Each student encounter taught a valuable lesson throughout my 42 years of teaching. An authentic voice is given to each student’s story, and the reader can glimpse that student’s struggles, triumphs, and educational journey while in my classroom. Throughout my career, I discovered new ways to reach students that were certainly not in the lessons I learned from the textbooks and experiences of college courses.
What do you say to a student who raises his hand and asks, “Can I call you Sugar Lips?” These stories were, at times, humorous, profound, and at times heart-wrenching, with every emotion in between. Every student had a story, and every story had lessons to be learned. There were times I wondered who was the teacher and who was the learner. At the end of the book, I share ten valuable life lessons for everyone I learned from these special kids. In this age of inclusion
and diversity, this book will make you laugh, cry and cheer for people with special needs.
Here is a sample of one of the stories. I changed all the names to protect each student’s privacy. This is just part of the story of Matt from my first year of teaching. I was a new teacher in a new school with much to learn.
Matt was a tiny boy with anger management issues. The first time I saw this sweet little boy, I was sure that if I was patient and consistent with him, he would lose the poor attitude and comply with the work that I gave him to do. How could he possibly cause that much trouble?
Here I was, a first-year teacher in a new program, starting at ground zero. The first thing he said to me was, “I got kicked out of my last school. I won’t last very long here.”
“We will see about that. I am not planning on going anywhere, and neither are you,” I replied. I had been expecting this tough little guy to have a hard shell, but I was sure I could bring out the best version of Matt. I figured I could outlast any difficult situation he might present and prove to him that I was in it for the long haul.
“We will see about that,” he answered. He never seemed very happy about anything, but initially, there were no huge issues. I kept thinking about his opening remarks and knew I would have to prove to him that I was in this class and that nothing he could do would change that.
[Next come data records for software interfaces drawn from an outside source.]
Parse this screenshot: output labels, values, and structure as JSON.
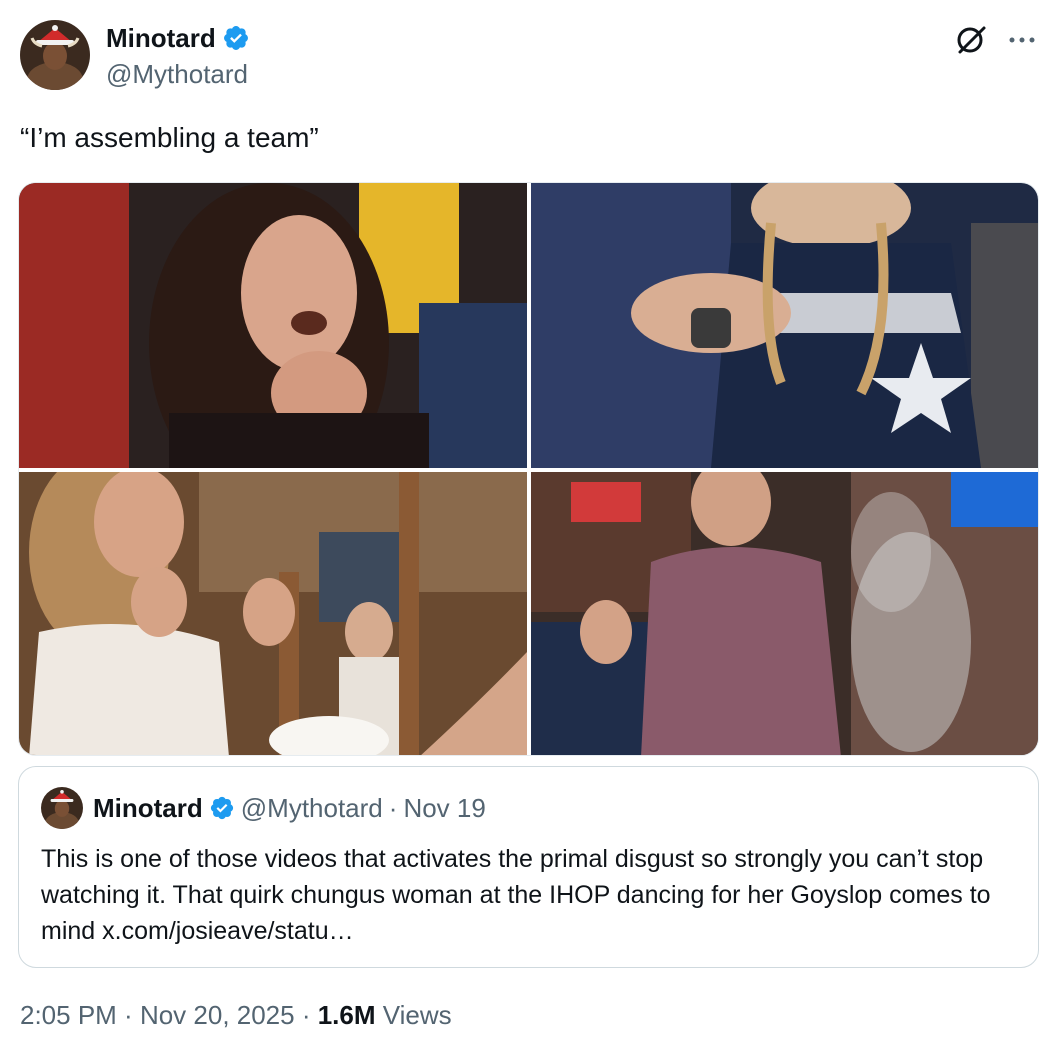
{
  "author": {
    "display_name": "Minotard",
    "handle": "@Mythotard",
    "verified": true,
    "avatar_icon": "minotaur-santa-hat-avatar"
  },
  "actions": {
    "grok_icon": "grok-icon",
    "more_icon": "more-dots-icon"
  },
  "tweet": {
    "text": "“I’m assembling a team”"
  },
  "media": [
    {
      "label": "woman-eating-surprised-photo"
    },
    {
      "label": "woman-in-cowboys-jersey-photo"
    },
    {
      "label": "woman-thumbs-up-diner-photo"
    },
    {
      "label": "man-dancing-smoke-restaurant-photo"
    }
  ],
  "quoted_tweet": {
    "display_name": "Minotard",
    "handle": "@Mythotard",
    "separator": "·",
    "date": "Nov 19",
    "text": "This is one of those videos that activates the primal disgust so strongly you can’t stop watching it. That quirk chungus woman at the IHOP dancing for her Goyslop comes to mind ",
    "link": "x.com/josieave/statu…"
  },
  "footer": {
    "time": "2:05 PM",
    "sep1": " · ",
    "date": "Nov 20, 2025",
    "sep2": " · ",
    "views_count": "1.6M",
    "views_label": " Views"
  },
  "colors": {
    "verified_blue": "#1d9bf0",
    "secondary_text": "#536471",
    "primary_text": "#0f1419",
    "border": "#cfd9de"
  }
}
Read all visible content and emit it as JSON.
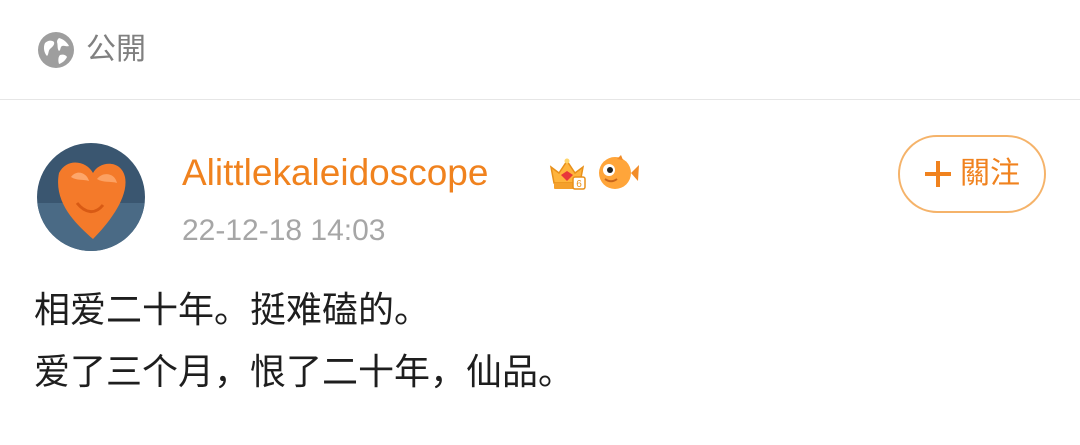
{
  "visibility": {
    "icon": "globe-icon",
    "label": "公開"
  },
  "post": {
    "author": {
      "name": "Alittlekaleidoscope",
      "badges": [
        "vip-crown-icon",
        "fish-icon"
      ]
    },
    "timestamp": "22-12-18 14:03",
    "follow_label": "關注",
    "lines": [
      "相爱二十年。挺难磕的。",
      "爱了三个月，恨了二十年，仙品。"
    ]
  },
  "colors": {
    "accent": "#f0821e",
    "muted": "#a6a6a6",
    "text": "#1e1e1e"
  }
}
I felt like it would just be a matter of time before I would convince him I cared.
For several weeks, we did not have any problems. I thought this was the end of the big showdown. I felt he would believe me if I just told him I wasn’t going away. Did I mention I was young and naïve? I was confident that he was making progress. Things were going quite well with this charming young man, and I could see he was just clearly misunderstood. That lasted about two weeks.
Now I know there is a term for it: the honeymoon period. It was short-lived. Then one day, the dark cloud came over Matt’s head, the winds started howling, and for no apparent reason, he decided he was not going to listen to anything I said. This did not bother me at all; I knew it was coming. It was the proverbial calm before the storm. I just figured something happened at home, and I would be the calm of his raging storm.
I had a specific behavior plan and knew that if I was consistent and fair, he would get back on track. He quickly went through the steps of my plan, and the veins in his neck bulged as his face got redder and redder. So much for that theory as the storms of frustration, need, and anger reached an epic peak. Suddenly, Hurricane Matt arrived. Books started flying through the air, and his desk flew across the room, tossed as easily as if it were a pair of shoes.
I knew he needed a cool-down area so I got him to my time-out room. This was a room that I felt quite good about because it had glass windows and doors. I could see the student while they were away from others, and they could cool down with the repositioning they needed to restore a calm demeanor. At that point, I realized sweet little Matt had somehow morphed into a 300-pound gorilla capable of slinging a large school metal trash can through the shatterproof time-out window glass. The whole class just stopped what they were doing and stared at the rubble in the room. I just stood there speechless. I knew I had to remain calm, but I felt my own heart racing in my body. Now what should I do?
This is just part of the story of Matt from my first year of teaching. I was a new teacher in a new school with a lot to learn. Read the book to find out how I handled this situation.